Prior to being a part of Hospice work, I did not know anything about the background of death and dying. It was a topic that simply came and went as quickly as life itself. After the very first time of meeting my patient, tears rolled down my face when I was in the comfort of my home. At first I felt embarrassed that I was so deeply affected by this experience. However, throughout the course of this year, I have learned that my reaction was natural and how many people feel about death.
My understanding of Hospice has grown in a way that has allowed me to look beyond the literalness of death. It has opened my eyes to accepting life the way it is and everything that comes along with it, even death. Hospice has shown me the difficulty physicians have with discussing the loss conversation as I also, at one point, could not see past the physical idea of one no longer existing in another’s life. Understanding how physicians have a hard time bridging the gap between sympathetically talking to a patient and being upfront is clearly apparent when doing Hospice work. For me, it was often difficult to even fathom having a conversation with someone who knew that the end was near. However, being a part of this program has enlightened me in numerous ways to the point where even I have become comfortable having this conversation with those closest to me.
The prompt “Keeping Dr. Paul Kalanithi’s Voice Alive,” influenced me greatly. To see someone write about their experience in a way which can be understood by everyone gives hope to those who are blind to difficult topics. For someone like me who usually doesn’t feel comfortable openly talking about such heartfelt topics, knowing that a person can write about dying while he is on his death bed is eye-opening in so many ways. It gives hope to a world in which we aren’t afraid of that which is supposed to scare us the most. Accepting death as a part of life’s ups and downs makes it easier for those we love the most and even ourselves. It is not that we must not be afraid; it’s more that we must accept our fate as we go through this journey.

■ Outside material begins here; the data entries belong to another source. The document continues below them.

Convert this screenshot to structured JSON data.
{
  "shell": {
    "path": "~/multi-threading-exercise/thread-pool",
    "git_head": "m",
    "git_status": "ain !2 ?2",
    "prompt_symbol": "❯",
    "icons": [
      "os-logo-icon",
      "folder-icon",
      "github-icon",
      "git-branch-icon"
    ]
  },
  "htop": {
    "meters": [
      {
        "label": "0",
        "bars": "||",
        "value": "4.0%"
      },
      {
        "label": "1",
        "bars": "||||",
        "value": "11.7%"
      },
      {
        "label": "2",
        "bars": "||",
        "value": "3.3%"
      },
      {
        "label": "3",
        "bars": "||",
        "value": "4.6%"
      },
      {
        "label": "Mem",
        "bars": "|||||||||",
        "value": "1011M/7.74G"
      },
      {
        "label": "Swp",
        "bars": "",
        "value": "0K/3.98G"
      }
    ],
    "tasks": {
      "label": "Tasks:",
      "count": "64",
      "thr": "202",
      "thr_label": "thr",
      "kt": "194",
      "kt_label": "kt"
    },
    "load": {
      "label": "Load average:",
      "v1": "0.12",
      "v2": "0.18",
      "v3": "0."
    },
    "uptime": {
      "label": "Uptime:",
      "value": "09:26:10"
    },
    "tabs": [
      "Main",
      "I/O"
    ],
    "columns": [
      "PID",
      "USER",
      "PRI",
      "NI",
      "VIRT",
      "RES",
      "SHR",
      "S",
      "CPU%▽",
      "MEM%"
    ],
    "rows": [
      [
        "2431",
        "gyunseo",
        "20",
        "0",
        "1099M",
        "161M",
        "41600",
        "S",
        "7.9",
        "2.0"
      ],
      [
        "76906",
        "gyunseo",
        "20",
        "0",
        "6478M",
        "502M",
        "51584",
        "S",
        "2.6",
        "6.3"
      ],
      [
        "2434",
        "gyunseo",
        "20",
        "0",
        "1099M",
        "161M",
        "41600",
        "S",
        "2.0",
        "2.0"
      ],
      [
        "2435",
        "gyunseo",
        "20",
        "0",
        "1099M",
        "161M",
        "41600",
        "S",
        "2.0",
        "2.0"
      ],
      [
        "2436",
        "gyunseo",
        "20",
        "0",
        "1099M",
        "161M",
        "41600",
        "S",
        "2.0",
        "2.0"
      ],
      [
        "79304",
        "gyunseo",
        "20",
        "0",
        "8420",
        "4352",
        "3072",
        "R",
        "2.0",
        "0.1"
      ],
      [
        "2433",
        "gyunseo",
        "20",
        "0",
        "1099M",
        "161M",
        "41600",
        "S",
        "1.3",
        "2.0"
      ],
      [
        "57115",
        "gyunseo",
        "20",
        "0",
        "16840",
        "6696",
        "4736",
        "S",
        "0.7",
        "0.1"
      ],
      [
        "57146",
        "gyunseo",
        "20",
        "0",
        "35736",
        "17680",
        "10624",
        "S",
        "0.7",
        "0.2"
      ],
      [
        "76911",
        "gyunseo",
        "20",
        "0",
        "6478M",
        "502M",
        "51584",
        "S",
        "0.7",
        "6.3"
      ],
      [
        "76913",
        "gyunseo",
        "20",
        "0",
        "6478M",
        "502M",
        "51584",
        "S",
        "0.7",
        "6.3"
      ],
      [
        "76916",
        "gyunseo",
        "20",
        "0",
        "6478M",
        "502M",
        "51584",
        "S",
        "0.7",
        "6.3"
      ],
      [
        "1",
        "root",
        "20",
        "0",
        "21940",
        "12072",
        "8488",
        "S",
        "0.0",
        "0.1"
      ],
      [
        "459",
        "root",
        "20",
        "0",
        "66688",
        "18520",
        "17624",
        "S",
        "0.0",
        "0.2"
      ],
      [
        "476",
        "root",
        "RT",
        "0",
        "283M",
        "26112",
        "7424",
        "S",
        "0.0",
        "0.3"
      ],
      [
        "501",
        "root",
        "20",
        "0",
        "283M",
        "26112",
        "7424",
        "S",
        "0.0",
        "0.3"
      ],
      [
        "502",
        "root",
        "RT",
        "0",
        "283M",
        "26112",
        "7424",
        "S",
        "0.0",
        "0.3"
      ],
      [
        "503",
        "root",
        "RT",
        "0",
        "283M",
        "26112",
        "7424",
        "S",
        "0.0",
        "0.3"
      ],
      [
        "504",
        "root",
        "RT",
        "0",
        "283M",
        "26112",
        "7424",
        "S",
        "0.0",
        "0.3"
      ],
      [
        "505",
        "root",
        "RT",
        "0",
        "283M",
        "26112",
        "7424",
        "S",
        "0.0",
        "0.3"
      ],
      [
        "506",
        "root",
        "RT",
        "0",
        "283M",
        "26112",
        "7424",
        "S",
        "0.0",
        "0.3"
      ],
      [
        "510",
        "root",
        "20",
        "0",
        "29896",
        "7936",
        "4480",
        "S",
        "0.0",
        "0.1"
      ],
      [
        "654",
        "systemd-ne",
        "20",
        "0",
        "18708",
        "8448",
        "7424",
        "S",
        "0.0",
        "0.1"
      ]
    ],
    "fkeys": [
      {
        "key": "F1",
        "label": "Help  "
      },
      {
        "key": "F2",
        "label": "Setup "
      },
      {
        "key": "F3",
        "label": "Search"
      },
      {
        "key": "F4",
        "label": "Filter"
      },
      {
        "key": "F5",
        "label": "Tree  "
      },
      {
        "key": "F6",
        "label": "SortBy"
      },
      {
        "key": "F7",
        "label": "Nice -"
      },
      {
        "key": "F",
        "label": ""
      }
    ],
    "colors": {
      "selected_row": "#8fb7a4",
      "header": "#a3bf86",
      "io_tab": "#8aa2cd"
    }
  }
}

Needless to say, my emotional response to death and hospice has changed in an unimaginable way. Becoming more open to even the idea that people do not infinitely exist on this Earth has been the most difficult part. However, to be human, for me, is defined through an understanding that our purpose on Earth is not limited to just that. We have a greater purpose which goes beyond just living. Therefore, I have learned not to be sad when someone passes on because they are living a life aimed for a greater purpose. Hospice itself has shown me the journey one has through the happiest moments of lives and how to cherish these memories even long after one’s passing.